Investors who are guided by their emotions risk a plethora of negative results. The emotion-driven activity may counter what they’re ultimately out to achieve. Consider the implications resulting from just one area that emotion-based investing has adverse effects – trying to time the market.

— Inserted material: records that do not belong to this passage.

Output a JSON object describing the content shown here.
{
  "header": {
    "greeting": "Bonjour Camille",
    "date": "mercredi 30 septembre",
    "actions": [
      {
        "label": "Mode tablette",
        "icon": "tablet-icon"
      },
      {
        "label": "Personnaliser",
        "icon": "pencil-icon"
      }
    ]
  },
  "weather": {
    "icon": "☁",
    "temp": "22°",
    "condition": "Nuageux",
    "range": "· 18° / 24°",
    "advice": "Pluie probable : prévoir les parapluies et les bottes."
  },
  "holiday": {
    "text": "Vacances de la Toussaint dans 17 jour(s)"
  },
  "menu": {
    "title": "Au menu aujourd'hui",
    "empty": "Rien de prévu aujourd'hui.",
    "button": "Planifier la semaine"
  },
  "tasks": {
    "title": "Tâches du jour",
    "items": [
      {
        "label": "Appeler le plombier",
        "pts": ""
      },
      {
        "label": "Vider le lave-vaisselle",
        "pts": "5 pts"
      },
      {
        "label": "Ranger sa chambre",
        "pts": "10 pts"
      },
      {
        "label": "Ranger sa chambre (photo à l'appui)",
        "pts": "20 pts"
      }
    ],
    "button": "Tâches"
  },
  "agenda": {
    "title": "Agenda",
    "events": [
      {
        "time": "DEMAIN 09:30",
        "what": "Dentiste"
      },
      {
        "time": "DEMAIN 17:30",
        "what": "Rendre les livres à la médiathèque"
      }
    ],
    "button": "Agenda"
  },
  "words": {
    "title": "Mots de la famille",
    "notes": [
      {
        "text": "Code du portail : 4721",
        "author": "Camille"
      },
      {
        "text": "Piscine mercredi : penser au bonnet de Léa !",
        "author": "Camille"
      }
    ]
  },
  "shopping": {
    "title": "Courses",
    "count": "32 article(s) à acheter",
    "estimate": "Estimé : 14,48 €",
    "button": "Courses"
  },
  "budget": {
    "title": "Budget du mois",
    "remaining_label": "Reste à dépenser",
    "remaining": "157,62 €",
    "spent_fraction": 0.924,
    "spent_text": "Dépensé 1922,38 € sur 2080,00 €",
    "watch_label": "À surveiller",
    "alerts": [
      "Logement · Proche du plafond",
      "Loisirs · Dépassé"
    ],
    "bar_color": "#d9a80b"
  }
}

The team at Fidelity Investments crunched some numbers – they tracked a hypothetical $10,000 investment made on January 1, 1980, and tracked the roughly 10,000 investment days since. The results of missing just 0.001% of those days resulted in a 50% reduction in investment gains.